• **WORK ORDER**
Exactly as written, set down each line of the data below except its pictures.
——
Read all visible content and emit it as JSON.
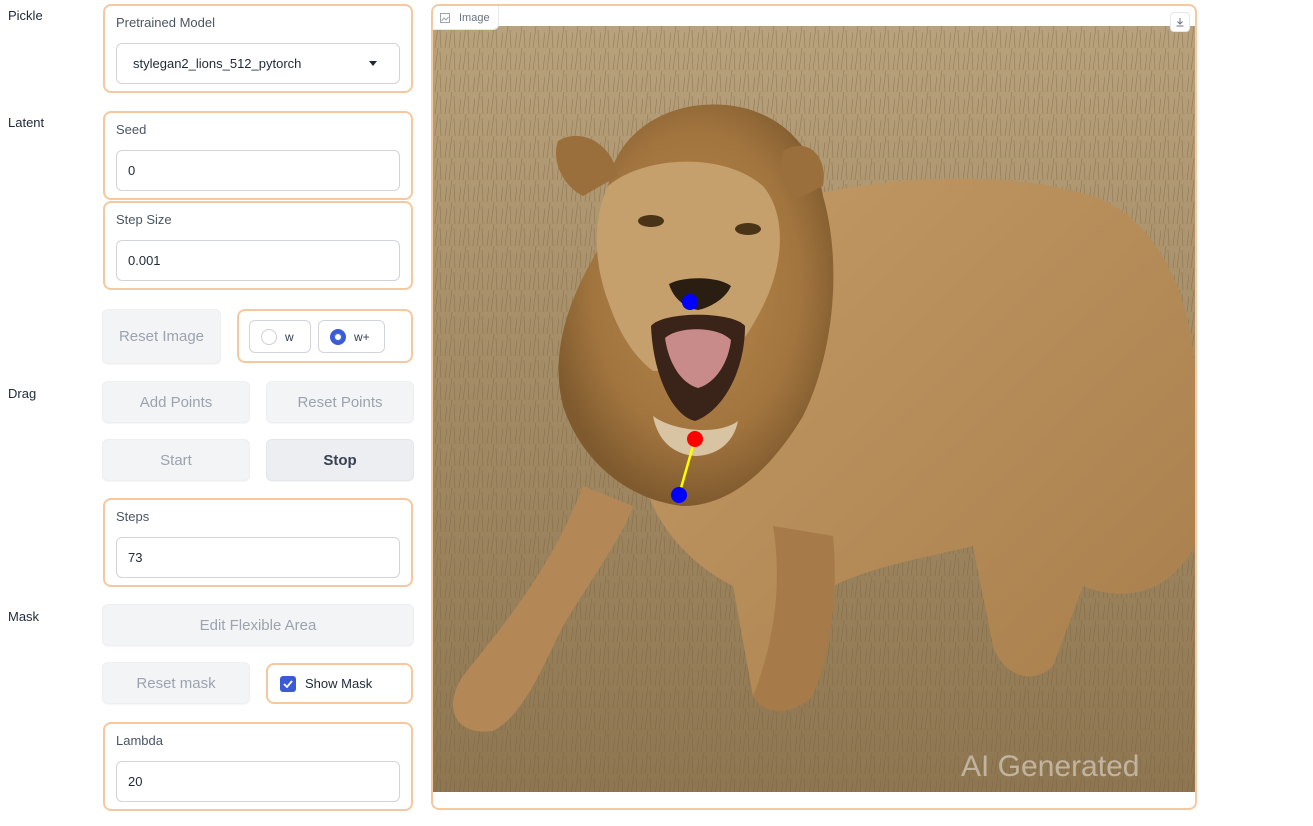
{
  "sections": {
    "pickle": "Pickle",
    "latent": "Latent",
    "drag": "Drag",
    "mask": "Mask"
  },
  "pretrained_model": {
    "label": "Pretrained Model",
    "value": "stylegan2_lions_512_pytorch"
  },
  "seed": {
    "label": "Seed",
    "value": "0"
  },
  "step_size": {
    "label": "Step Size",
    "value": "0.001"
  },
  "buttons": {
    "reset_image": "Reset Image",
    "add_points": "Add Points",
    "reset_points": "Reset Points",
    "start": "Start",
    "stop": "Stop",
    "edit_flexible_area": "Edit Flexible Area",
    "reset_mask": "Reset mask"
  },
  "latent_space": {
    "options": [
      "w",
      "w+"
    ],
    "selected": "w+"
  },
  "steps": {
    "label": "Steps",
    "value": "73"
  },
  "show_mask": {
    "label": "Show Mask",
    "checked": true
  },
  "lambda": {
    "label": "Lambda",
    "value": "20"
  },
  "image_panel": {
    "label": "Image",
    "watermark": "AI Generated"
  },
  "colors": {
    "accent_border": "#f6c89f",
    "checkbox_blue": "#3b5bd6",
    "handle_point": "#0000ff",
    "target_point": "#ff0000",
    "drag_line": "#ffff00"
  }
}
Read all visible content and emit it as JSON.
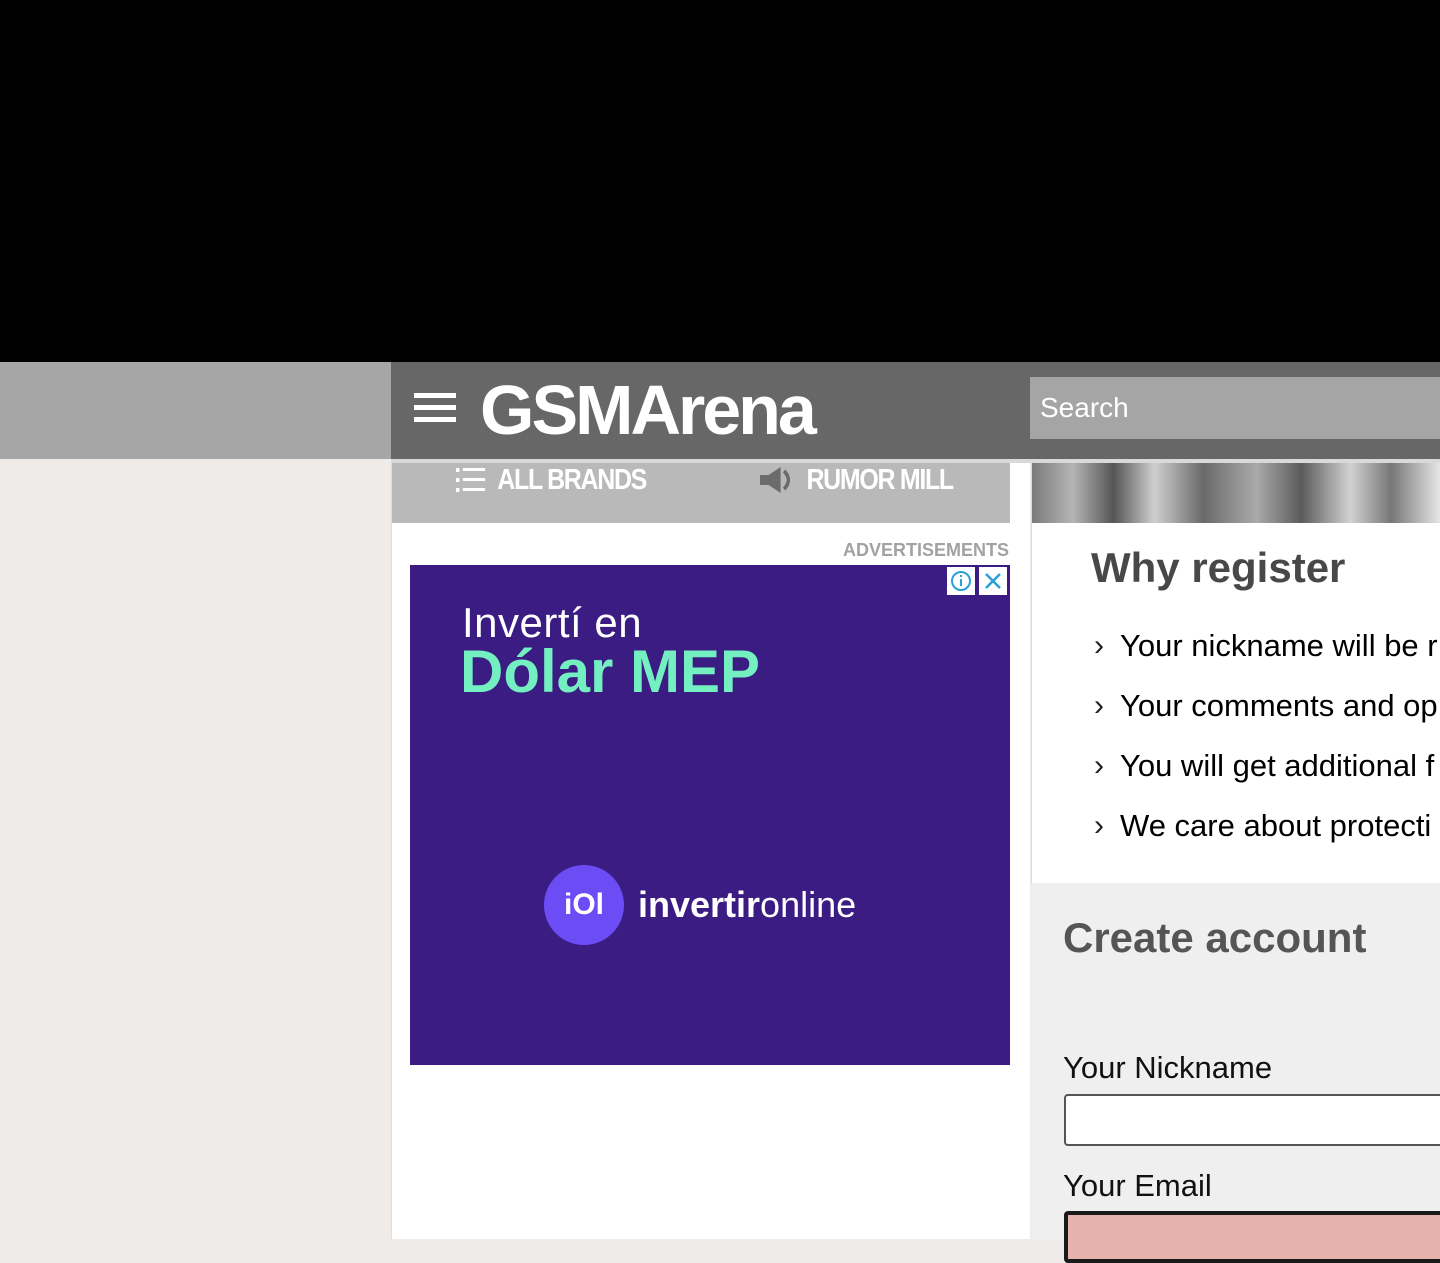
{
  "header": {
    "logo_text": "GSMArena",
    "search_placeholder": "Search"
  },
  "nav": {
    "all_brands": "ALL BRANDS",
    "rumor_mill": "RUMOR MILL"
  },
  "ads": {
    "label": "ADVERTISEMENTS",
    "line1": "Invertí en",
    "line2": "Dólar MEP",
    "logo_mark": "iOl",
    "brand_bold": "invertir",
    "brand_light": "online"
  },
  "why_register": {
    "title": "Why register",
    "items": [
      "Your nickname will be r",
      "Your comments and op",
      "You will get additional f",
      "We care about protecti"
    ]
  },
  "create_account": {
    "title": "Create account",
    "nickname_label": "Your Nickname",
    "email_label": "Your Email"
  },
  "colors": {
    "header_bg": "#676767",
    "ad_bg": "#3b1c82",
    "ad_accent": "#73efc1",
    "email_invalid_bg": "#e5b2ad"
  }
}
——
• **RESPONSE TO THE EXERCISE**
Read all visible content and emit it as JSON.
{
  "sections": {
    "pickle": "Pickle",
    "latent": "Latent",
    "drag": "Drag",
    "mask": "Mask"
  },
  "pretrained_model": {
    "label": "Pretrained Model",
    "value": "stylegan2_lions_512_pytorch"
  },
  "seed": {
    "label": "Seed",
    "value": "0"
  },
  "step_size": {
    "label": "Step Size",
    "value": "0.001"
  },
  "buttons": {
    "reset_image": "Reset Image",
    "add_points": "Add Points",
    "reset_points": "Reset Points",
    "start": "Start",
    "stop": "Stop",
    "edit_flexible_area": "Edit Flexible Area",
    "reset_mask": "Reset mask"
  },
  "latent_space": {
    "options": [
      "w",
      "w+"
    ],
    "selected": "w+"
  },
  "steps": {
    "label": "Steps",
    "value": "73"
  },
  "show_mask": {
    "label": "Show Mask",
    "checked": true
  },
  "lambda": {
    "label": "Lambda",
    "value": "20"
  },
  "image_panel": {
    "label": "Image",
    "watermark": "AI Generated"
  },
  "colors": {
    "accent_border": "#f6c89f",
    "checkbox_blue": "#3b5bd6",
    "handle_point": "#0000ff",
    "target_point": "#ff0000",
    "drag_line": "#ffff00"
  }
}
Read all visible content and emit it as JSON.
{
  "header": {
    "logo_text": "GSMArena",
    "search_placeholder": "Search"
  },
  "nav": {
    "all_brands": "ALL BRANDS",
    "rumor_mill": "RUMOR MILL"
  },
  "ads": {
    "label": "ADVERTISEMENTS",
    "line1": "Invertí en",
    "line2": "Dólar MEP",
    "logo_mark": "iOl",
    "brand_bold": "invertir",
    "brand_light": "online"
  },
  "why_register": {
    "title": "Why register",
    "items": [
      "Your nickname will be r",
      "Your comments and op",
      "You will get additional f",
      "We care about protecti"
    ]
  },
  "create_account": {
    "title": "Create account",
    "nickname_label": "Your Nickname",
    "email_label": "Your Email"
  },
  "colors": {
    "header_bg": "#676767",
    "ad_bg": "#3b1c82",
    "ad_accent": "#73efc1",
    "email_invalid_bg": "#e5b2ad"
  }
}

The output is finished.